Wide Angle Focusgreenspun.com : LUSENET : Large format photography : One Thread
I came across an article in View Camera March/April 1996 that claims wide angle lenses should be focused using the "focus in" principle. That states that when the subject is further away than the hyperfocal distance at the f-stop in use, the camera should be focused at the hyperfocal distance, and carry the remaining distance to the subject by depth of field for critical sharpness. For example, a 90mm lens on a 4x5 camera set at F32 has a hyperfocal distance of 17 ft., which is where the camera should focus on subjects that are further away than that. The depth of field at that setting would be 8.5 ft to inf. Is this correct?
-- Arthur Gottschalk (ArthurwG@aol.com), October 27, 2001
Just like everything else - it depends. It depends on what you are trying to convey. In general it's not a bad rule. Since wideangle lenses generally include so much foreground infromation, it is disconcerting in most instances when you can literally see the transition from sharp to unsharp. The "infinity" objects, having been diminished in size/importance due to the short focal length of the lens, can ride along on the edge of the depth of field and usually not suffer for it. Also don't forget that "depth of field" is very subjective. All rules are only starting points, and the most effective photos usually break a multitude of "rules".
-- Wayne DeWitt (firstname.lastname@example.org), October 27, 2001.
Arthur: Also, with wide angle lenses, the focus plane is more or less a wide sweeping curve. You will find that if you focus at infinity, the center will be sharp and the edges soft. By "focusing in" you gt the entire image in sharp focus. This may not be as much of a problem with the more modern lenses...I don't really know. I haven't tried and of the newer wide angles, but the older ones required the "focus in" technique.
-- Doug Paramore (Dougmary@alaweb.com), October 27, 2001.
I am just starting to use LF cameras and I seem to recall that using front tilt can greatly increase the range of "in focus". The Scheimpflug (Sp?) Principle offers a way to shift the zone of depth of field to include more parts of the image closer to the camera than a lens at right angles to the ground.
I must check the texts on this myself.

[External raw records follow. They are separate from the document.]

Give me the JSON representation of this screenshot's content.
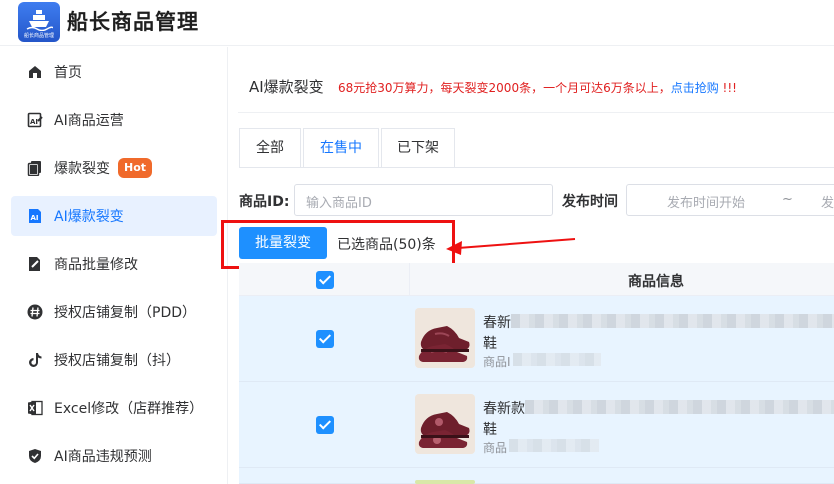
{
  "app": {
    "title": "船长商品管理",
    "logo_sub": "船长商品管理"
  },
  "sidebar": {
    "items": [
      {
        "label": "首页",
        "icon": "home-icon"
      },
      {
        "label": "AI商品运营",
        "icon": "ai-edit-icon"
      },
      {
        "label": "爆款裂变",
        "icon": "copy-icon",
        "badge": "Hot"
      },
      {
        "label": "AI爆款裂变",
        "icon": "ai-doc-icon",
        "active": true
      },
      {
        "label": "商品批量修改",
        "icon": "edit-icon"
      },
      {
        "label": "授权店铺复制（PDD）",
        "icon": "hash-icon"
      },
      {
        "label": "授权店铺复制（抖）",
        "icon": "tiktok-icon"
      },
      {
        "label": "Excel修改（店群推荐）",
        "icon": "excel-icon"
      },
      {
        "label": "AI商品违规预测",
        "icon": "shield-check-icon"
      }
    ]
  },
  "main": {
    "title": "AI爆款裂变",
    "promo": "68元抢30万算力，每天裂变2000条，一个月可达6万条以上，",
    "promo_link": "点击抢购",
    "promo_tail": " !!!",
    "tabs": [
      {
        "label": "全部"
      },
      {
        "label": "在售中",
        "active": true
      },
      {
        "label": "已下架"
      }
    ],
    "filters": {
      "product_id_label": "商品ID:",
      "product_id_placeholder": "输入商品ID",
      "publish_time_label": "发布时间",
      "time_start_placeholder": "发布时间开始",
      "time_sep": "~",
      "time_end_placeholder": "发"
    },
    "batch_button": "批量裂变",
    "selected_text": "已选商品(50)条",
    "table": {
      "header": "商品信息",
      "rows": [
        {
          "name_prefix": "春新",
          "name_line2": "鞋",
          "id_prefix": "商品I",
          "checked": true
        },
        {
          "name_prefix": "春新款",
          "name_line2": "鞋",
          "id_prefix": "商品",
          "checked": true
        }
      ]
    }
  },
  "colors": {
    "accent": "#1677ff",
    "button": "#1e90ff",
    "promo": "#e02020",
    "annotation": "#ee1111",
    "hot": "#f06a2b"
  }
}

-- RICHARD ILOMAKI (email@example.com), October 28, 2001.
Richard, rear tilt can do this too, but using rear movements also affects perspective rendition asawell as focus distribution.
And Arthur, yes I think you are correct why not do some tests at different focal points and f-stops and report back? I for one am interested to know what the results would be.
-- Ellis Vener Photography (firstname.lastname@example.org), October 28, 2001.
Hi Arthur Why don't you take two test shots? One with the lens focused at its hyperfocal distance and the second one with the lens focused at infinity. You may just be surprised when you compare the results under a loupe! Harry
-- Harry L Martin (email@example.com), October 28, 2001.
To further complicate matters: The View Camera article gave an example of a 90mm lens on 4x5 set to f22 and focused at 200 ft., which would yield "an image that is semi-sharp in the central 30% of the image and ...progressively less sharp toward the periphery..." This is caused by the extreme curvature of the arc of focus, which supposedly closes to 18ft at the edge of the picture. The reson this is not a problem with 35mm and MF cameras is that those lenses already incorporate a focus-in design.
-- Arthur Gottschalk (Arthurwg@aol.com), October 28, 2001.
200 feet to 18 feet ???? And not sharp in the middle to begin with ???? What lens were they using ? Or was it a coke bottle bottom?
-- Michael Mahoney (firstname.lastname@example.org), October 29, 2001.